Still, it could be better. So say the minds at UK-based BD Foods, which focuses on sauces and dressings cooked in small batches by chefs, not machines. The company tailors its products to the menus of its clients, which include British Airways, KLM, Cathay Pacific, and Qantas. An examination of airplane food can sometimes be bleak, but BD Foods’ devil-in-the-details attitude is a pocket of sunshine.

This drive to overhaul inflight food service isn’t just confined to the food itself. MI Airline and Foodcase teamed up to create a more restaurant-like experience in the air. MI Airline is the proprietor of AirFi, the portable onboard wireless solution with an installation process that involves carrying the box on board. That’s it.

The two Dutch firms have come together to create a system where passengers will be able to place orders with the crew over their own personal devices if they connect to the AirFi network. There they can also find out more information about the meals and their original.

Foodcase’s expertise lies – according to Chief Commercial Officer Stephan Bonger – in “[combining] food technology and packaging technology…” which means the company is ideally suited to deliver what MI Airline promises. It specializes in overcoming creating “ambient” food with good flavor and without preservatives, so when the system goes live, the excitement for the software will be matched with excitement for the food.

For the shyest passengers, this independence will likely be a godsend. For the connected crew, MI Airline and Foodcase anticipate that it will change the pace of inflight service and improve the crew’s ability to respond to passenger needs, but this has yet to be put to the test.

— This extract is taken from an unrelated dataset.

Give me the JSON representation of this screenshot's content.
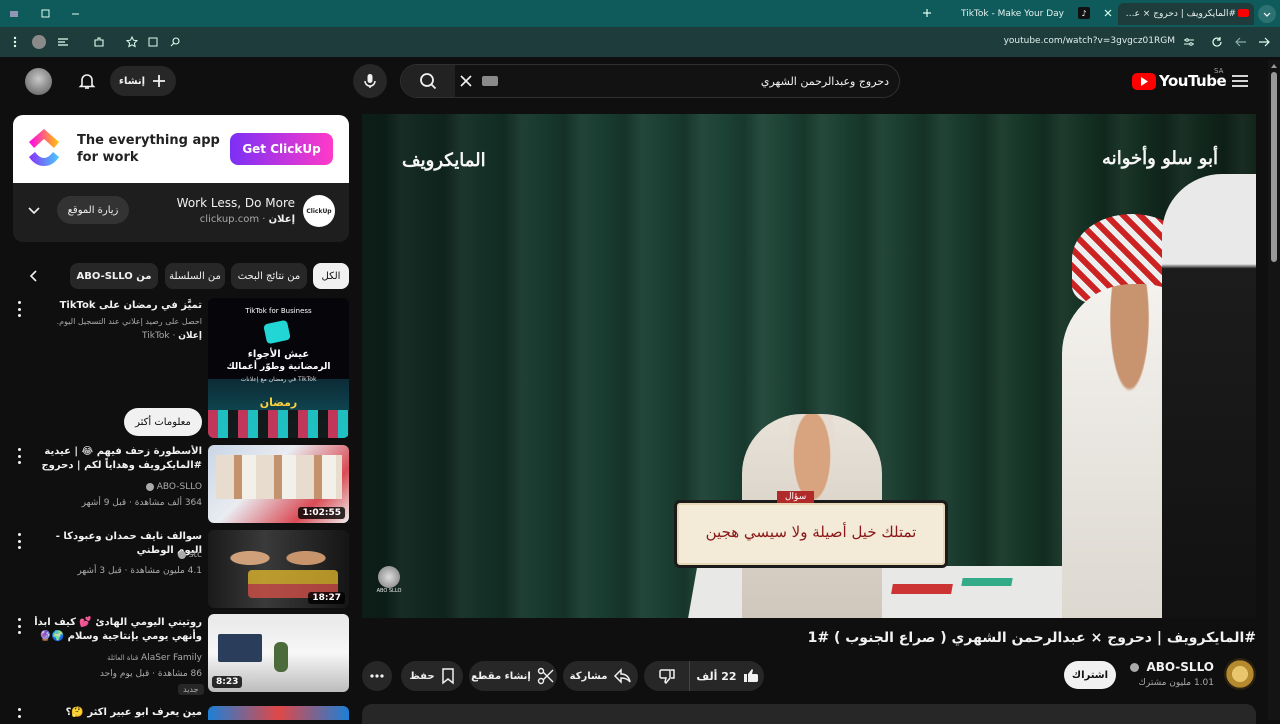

Foodcase’s CEO, Wilbert de Louw, predicts that food costs and waste will go down. These reduced costs, paired with the associated savings in fuel costs, are sure to please the airlines.

Further down the line, they imagine the system communicating with intelligent ovens that will be able to prepare to heat meals.

Looking at the video from Foodcase and MI Airline, one wonders what will happen if a bevy of orders come in all at once or if passengers will have a hard time using the system.

The attitude behind this innovation is what’s necessary. A new luxury amenity in first or business is great, but more travelers will have a chance to appreciate good food in 53E, and with so many efforts being made to pack passengers in tighter, a decent food service could save the passenger’s experience.